The Incredible True Story of Ireland’s First Nacho
WHILE the humble Mexican snack now seems a delicious staple in modern Ireland that we take for granted, the story of how the first nachos were transported to Ireland is rarely discussed, but it is a remarkable feat of Irish determination and ingenuity.
Single-handedly dragging Irish urbane existence away from the ham and cabbage days of snack foods which defined Ireland in the early 2000s, Irish households now seem excitedly cosmopolitan regardless of each house’s proximity to a cow shed. And this underappreciated reality is all the work of Mayo man, Seanie O’Herlihy.
Seanie, an impressive 31 years of age today, spoke with WWN of the circumstances which saw him venture to Mexico all those years ago in 2002.
“Mam was having a conniption fit because the new neighbours had moved in across the way and they were from south Dublin, real city slickers. She had invited them over for tea and biscuits, you know, as a ‘getting-to-know-one-another’ sort of thing,” Seanie explained.
Maureen O’Herlihy, Seanie’s mother had been keenly planning her tea and biscuit reception of Dublin born neighbours the Ryans for weeks.
The pressure had been steadily building on Maureen as she discovered the presence of a brand new 2002-D car in the Ryans’ driveway, when disaster, unforeseen by the mother of 12, struck.
“The good biscuit tin, that was normally reserved only for visiting Popes and the like, was empty,” Seanie explained, as his face vividly recalled the horror that befell his family that Friday evening. “I used to get awful hungry, and I had eaten the whole tin the week before, but said nothing for fear of getting in trouble”.
“The Ryans were due over on the Saturday morning, and there was no shop nearby open that did the fancy tins, so Mam just fell apart,” Seanie added.
Fearing for his mother’s mental health and social standing within the local community, Seanie took the only action he thought that could to rescue the situation. With no other snacks worthy of a ‘fancy Dublin family’ in the house, Seanie immediately headed for Mexico.
“Ha, it seems a bit random when you say it like that, but Mam was always banging on about her Mexican cousin Nacho O’Herlihy, who was renowned in Mexico for creating the perfect finger food, that could really break the ice at all functions, be they office parties, friends chilling out or inviting over some Dubs that were obviously up themselves”.
Admitting that perhaps there were easier options, Seanie made the incredible journey to Mexico by boarding a canoe in nearby Galway and setting out for Mexico at breakneck speed.
“Ah, people make a bit too much of the fact I managed to paddle 7,331km and back again in about 18 hours, but I had a bit wind with me, and you’d have wanted to see how angry Mam was when she saw the good biscuit tin was empty,” Seanie said of paddling ashore at Cancún, Mexico.

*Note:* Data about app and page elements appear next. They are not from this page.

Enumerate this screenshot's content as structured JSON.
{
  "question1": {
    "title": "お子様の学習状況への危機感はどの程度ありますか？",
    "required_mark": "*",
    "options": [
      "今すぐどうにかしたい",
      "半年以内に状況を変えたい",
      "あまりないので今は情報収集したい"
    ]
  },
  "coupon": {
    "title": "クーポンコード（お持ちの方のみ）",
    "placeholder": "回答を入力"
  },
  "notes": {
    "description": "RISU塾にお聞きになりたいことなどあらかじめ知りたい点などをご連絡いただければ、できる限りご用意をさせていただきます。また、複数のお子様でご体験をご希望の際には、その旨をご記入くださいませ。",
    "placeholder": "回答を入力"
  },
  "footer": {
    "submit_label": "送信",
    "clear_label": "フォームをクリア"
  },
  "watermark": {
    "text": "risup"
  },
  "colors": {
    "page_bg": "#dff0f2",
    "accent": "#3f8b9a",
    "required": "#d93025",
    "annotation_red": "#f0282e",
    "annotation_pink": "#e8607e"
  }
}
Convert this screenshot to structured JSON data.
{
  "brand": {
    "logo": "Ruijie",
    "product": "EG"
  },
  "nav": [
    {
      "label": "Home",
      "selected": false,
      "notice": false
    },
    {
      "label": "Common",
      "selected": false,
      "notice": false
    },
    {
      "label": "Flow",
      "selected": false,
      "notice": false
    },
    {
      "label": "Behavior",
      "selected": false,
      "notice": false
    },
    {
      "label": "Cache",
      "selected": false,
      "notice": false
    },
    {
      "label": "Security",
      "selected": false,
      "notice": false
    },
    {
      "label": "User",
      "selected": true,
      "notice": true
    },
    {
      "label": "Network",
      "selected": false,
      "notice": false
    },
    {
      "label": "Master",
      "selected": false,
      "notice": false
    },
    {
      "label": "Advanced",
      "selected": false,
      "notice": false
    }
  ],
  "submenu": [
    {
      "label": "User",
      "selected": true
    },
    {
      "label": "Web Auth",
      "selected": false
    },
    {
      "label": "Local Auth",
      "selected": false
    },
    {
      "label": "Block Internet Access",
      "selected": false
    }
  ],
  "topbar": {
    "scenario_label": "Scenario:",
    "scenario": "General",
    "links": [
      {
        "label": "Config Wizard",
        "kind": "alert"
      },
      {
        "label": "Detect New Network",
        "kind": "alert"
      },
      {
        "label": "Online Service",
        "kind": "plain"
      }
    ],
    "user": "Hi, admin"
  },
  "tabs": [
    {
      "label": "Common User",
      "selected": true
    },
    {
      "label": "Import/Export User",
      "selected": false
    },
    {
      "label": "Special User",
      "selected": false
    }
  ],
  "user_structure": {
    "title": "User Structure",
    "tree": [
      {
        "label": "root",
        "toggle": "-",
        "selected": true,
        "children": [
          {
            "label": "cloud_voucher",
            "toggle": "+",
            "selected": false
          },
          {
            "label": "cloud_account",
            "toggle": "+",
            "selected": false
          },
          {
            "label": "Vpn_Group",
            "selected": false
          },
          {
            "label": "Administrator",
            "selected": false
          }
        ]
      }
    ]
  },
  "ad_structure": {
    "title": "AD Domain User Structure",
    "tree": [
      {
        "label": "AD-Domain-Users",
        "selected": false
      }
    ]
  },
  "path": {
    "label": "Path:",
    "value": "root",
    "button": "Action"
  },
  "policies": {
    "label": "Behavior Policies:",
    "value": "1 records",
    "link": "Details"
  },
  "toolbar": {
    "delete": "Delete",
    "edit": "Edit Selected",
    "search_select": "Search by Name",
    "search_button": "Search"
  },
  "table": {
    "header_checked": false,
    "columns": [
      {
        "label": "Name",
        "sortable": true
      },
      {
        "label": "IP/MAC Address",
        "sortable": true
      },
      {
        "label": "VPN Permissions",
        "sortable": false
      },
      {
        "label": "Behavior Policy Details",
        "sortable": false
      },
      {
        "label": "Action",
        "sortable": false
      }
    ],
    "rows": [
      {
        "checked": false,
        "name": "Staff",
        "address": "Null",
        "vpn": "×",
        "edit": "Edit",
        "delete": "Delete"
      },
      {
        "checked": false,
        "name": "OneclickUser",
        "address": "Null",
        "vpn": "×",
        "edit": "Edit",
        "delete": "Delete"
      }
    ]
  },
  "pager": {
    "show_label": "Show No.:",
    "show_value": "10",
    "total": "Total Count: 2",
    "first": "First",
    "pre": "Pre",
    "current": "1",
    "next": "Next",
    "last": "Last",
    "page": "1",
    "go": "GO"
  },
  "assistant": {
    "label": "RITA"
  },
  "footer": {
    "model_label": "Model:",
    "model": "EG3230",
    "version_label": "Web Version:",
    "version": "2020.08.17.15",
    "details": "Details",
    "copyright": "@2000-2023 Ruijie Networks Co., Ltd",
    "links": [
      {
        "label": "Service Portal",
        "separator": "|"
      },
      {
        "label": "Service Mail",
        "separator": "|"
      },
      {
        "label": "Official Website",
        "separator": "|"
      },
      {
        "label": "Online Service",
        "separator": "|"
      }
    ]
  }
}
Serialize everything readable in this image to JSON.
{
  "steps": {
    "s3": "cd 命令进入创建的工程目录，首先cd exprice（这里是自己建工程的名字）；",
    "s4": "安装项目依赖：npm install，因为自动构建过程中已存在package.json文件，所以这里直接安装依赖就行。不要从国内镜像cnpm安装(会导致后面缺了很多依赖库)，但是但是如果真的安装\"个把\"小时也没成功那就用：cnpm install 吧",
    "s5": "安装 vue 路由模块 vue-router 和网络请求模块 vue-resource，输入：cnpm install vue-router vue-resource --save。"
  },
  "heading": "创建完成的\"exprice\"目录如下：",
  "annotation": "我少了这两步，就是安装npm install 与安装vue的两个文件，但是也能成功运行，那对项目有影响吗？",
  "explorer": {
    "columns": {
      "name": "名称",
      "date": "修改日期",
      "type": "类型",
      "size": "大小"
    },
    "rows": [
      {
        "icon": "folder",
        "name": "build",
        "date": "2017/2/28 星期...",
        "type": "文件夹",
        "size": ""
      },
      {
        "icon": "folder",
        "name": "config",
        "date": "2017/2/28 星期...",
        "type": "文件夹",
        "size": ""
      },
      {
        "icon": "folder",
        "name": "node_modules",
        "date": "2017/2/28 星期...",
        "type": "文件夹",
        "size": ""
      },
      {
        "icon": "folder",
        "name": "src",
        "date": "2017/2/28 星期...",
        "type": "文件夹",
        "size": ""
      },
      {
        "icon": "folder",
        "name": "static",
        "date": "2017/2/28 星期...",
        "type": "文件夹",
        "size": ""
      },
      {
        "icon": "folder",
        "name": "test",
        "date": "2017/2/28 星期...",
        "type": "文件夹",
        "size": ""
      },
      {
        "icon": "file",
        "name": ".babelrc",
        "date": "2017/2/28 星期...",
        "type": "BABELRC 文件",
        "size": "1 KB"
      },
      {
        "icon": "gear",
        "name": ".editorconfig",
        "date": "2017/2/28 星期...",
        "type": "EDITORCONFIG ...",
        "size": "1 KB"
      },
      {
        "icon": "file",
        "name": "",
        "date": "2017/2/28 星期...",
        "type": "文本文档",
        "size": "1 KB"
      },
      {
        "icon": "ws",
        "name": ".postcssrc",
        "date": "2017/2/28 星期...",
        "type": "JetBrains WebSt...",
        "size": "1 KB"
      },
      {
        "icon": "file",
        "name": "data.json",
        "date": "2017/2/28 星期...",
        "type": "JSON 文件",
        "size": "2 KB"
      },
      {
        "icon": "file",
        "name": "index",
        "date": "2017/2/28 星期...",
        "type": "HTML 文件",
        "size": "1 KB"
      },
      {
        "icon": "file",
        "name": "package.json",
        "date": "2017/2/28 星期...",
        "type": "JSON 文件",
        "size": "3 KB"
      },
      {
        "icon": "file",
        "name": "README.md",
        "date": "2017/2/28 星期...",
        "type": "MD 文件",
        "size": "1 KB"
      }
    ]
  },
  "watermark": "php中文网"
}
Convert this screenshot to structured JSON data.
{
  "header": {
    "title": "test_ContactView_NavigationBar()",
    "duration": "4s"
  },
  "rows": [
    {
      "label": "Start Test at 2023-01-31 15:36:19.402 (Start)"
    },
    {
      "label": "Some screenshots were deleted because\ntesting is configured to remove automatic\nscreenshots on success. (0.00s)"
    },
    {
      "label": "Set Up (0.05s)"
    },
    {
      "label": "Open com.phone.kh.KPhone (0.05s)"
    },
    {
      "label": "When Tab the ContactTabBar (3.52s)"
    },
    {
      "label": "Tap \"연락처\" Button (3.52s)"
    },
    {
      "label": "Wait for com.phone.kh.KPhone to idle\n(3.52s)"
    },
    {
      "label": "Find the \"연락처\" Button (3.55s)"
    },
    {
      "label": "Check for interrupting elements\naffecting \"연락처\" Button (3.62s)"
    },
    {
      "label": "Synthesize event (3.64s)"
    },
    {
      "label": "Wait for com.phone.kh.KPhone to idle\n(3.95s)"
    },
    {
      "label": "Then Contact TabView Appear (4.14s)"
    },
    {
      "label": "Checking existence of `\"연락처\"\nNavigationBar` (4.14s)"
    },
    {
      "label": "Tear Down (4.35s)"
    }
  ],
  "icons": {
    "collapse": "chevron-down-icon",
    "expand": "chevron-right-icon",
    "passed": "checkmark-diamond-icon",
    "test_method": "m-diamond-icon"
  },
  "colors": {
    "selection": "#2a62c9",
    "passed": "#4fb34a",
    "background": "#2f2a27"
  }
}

Rowing experts estimate the fear of one’s mother’s wrath is 1,000 times more potent than any performance enhancing drug.
The intrepid Mayo man’s journey home was going relatively well, until devastating hunger pangs put his return at risk.
“The nachos were in front of me in the canoe the whole time, the smell of them had me hungry. I tried to resist, but I gave in somewhere out in the middle of the Atlantic Ocean,” Seanie admitted, the shame clear on his face.
Gorging on the snack was an otherworldly experience for Seanie, who had up until this point lived entirely on a diet of bacon, cabbage and cold Mayo nights.
“I was delirious with the taste. I went into a sort of nacho trance whereby you go to eat just the one, but before you know it you’ve eaten all of them. I’ve since been told by nacho experts that this is quite common, but it was all new to me,” Seanie said salivating at the thought of that fateful night.
The next 1,000km went by in a blur and Seanie was suddenly ashore. Having failed his mother once more, and faced with the prospect of a Dublin family laughing at his family’s supposedly unsophisticated ways Seanie was at rock bottom until a moment of good fortune befell him.
“I had a small bit of nachos stuck to my chin, and I thought if I got this to some food experts, they could reproduce it and I’d save the day and more importantly my Mam wouldn’t kill me”.
Seanie immediately got in touch with a friend who worked for a local food manufacturer, and created what was the country’s first ever nacho. The Mayo man returned to his family home immediately to present the snacks to his mother and new neighbours.
How did the nachos do down?
“Sure Mam tore into the nachos before the Ryans arrived so she just didn’t answer the door when they rang the doorbell”.